The main finding of the study, according to Karen North, professor of social media and psychology at USC, is that Human beings are social animals — People saw that their friends were posting positive or negative things, and leaned towards doing what their friends were doing.
As for the motivations behind the study, improving Facebook's core business was likely the key.
“This is probably a combination of how to get people to buy things but also how to drive up engagement with Facebook,” says North.
She also noted that the mining of consumer data in such a manner is fairly common. The reaction here, she argues, might speak to the nature of the business Facebook is in.

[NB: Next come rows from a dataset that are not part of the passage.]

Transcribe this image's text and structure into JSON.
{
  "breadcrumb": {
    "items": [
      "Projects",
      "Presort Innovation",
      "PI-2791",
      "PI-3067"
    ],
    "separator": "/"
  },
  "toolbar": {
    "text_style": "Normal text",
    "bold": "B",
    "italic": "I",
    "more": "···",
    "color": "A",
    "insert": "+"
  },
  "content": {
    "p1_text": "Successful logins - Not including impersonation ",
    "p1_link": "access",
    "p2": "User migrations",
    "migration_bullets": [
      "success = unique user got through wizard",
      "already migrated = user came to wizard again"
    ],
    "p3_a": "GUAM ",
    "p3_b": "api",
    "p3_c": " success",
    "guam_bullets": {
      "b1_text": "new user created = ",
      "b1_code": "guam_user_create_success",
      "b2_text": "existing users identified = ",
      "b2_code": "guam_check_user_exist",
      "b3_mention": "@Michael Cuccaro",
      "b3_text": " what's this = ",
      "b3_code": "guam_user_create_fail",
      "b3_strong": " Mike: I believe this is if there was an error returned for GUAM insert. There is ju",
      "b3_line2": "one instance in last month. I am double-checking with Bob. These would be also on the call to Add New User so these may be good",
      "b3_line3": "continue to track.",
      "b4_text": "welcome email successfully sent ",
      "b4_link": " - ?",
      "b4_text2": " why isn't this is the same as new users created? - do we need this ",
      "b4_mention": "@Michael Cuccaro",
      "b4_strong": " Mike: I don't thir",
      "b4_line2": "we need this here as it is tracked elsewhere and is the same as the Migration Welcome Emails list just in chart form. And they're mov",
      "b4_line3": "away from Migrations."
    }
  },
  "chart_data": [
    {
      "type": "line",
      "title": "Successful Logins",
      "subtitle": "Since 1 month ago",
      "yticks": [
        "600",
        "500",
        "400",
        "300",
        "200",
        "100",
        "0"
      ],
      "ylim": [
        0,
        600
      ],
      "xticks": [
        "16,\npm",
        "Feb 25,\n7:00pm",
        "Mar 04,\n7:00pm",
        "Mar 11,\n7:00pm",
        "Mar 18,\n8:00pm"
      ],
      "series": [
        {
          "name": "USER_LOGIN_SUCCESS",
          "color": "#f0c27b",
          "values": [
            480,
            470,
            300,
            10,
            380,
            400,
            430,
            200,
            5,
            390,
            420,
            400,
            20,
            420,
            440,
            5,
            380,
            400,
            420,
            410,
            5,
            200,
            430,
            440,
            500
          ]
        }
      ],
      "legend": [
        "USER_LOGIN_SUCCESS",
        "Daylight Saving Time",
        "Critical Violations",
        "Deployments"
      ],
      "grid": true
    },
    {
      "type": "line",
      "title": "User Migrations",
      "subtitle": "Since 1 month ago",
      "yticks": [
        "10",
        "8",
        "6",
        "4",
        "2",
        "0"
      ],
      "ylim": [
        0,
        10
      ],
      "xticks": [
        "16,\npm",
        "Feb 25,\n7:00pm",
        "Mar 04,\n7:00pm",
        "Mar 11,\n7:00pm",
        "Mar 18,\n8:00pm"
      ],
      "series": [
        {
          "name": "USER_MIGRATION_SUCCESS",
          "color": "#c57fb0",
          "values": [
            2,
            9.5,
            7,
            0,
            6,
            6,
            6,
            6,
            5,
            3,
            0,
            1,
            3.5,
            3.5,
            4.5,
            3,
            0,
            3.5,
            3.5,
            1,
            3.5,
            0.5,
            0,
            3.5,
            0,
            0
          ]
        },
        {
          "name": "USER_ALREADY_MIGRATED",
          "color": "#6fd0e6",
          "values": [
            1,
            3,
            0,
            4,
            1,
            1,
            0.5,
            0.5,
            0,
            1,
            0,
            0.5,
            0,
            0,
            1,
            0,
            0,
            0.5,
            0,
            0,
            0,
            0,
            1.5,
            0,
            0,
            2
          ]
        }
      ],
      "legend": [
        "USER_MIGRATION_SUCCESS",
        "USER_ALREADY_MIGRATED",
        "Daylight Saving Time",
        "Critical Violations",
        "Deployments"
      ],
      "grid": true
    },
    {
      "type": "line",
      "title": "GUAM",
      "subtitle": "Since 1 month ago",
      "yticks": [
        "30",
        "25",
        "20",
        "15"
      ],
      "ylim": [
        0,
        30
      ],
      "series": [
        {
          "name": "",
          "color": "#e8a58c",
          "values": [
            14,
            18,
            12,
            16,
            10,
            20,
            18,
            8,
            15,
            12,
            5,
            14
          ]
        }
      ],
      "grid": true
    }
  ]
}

She adds, "This is nothing new, it's just that it feels a little more invasive here because it feels like it is infiltrating our private conversations."
A new hotel just opened in downtown Los Angeles, with most of the money to pay for it originating outside the country – 95 percent of the financing came from 320 immigrant investors from 14 countries.
The sleek, modern lobby is unusual because it serves two hotels in one building: a Marriott Courtyard and Residence Inn.
General manager Erik Palmer says the two-in-one model appeals to investors.
“From an owners’ lens, it makes the hotel a lot more efficient. We have one front desk team, one housekeeping team and one engineering team," he says.
Almost all the financing came through what are called EB-5 visas, otherwise known as investor visas. In return for a $500,000 investment that creates at least ten jobs, foreigners get a green card.
One hotel investor – William Jeffcock – is a British citizen by way of Monaco.
“Because my home and residence was Monaco, there were very few paths which I would have qualified for. So the EB-5 really was the only way for me to come,” says Jeffcock.
He says his hotel investment was not primarily to buy a green card for the U.S.
“I hope to make money on this,” says Jeffcock. “I believe in the next two or three years I’ll be making 2 to 6 percent on my money.”
But other businesses using EB-5 money don’t always deliver what’s promised. In several states, the visa program has been used to defraud investors. Some observers dispute the number of jobs created.
Plus, there’s the issue of who collects the money. Even though the U.S. government is giving away the green cards, it’s the private sector that collects the half-million dollar payment.
“If you really want to create jobs, why not do it directly, by having the money come to the government? And then the government can decide how to allocate that to create jobs,” says John Vogel, who teaches at the Tuck School of Business at Dartmouth.
Vogel says the government could use money from investment visas for hiring workers to repair our infrastructure or expand internet access; the kind of economic development that benefits more of society than new hotels.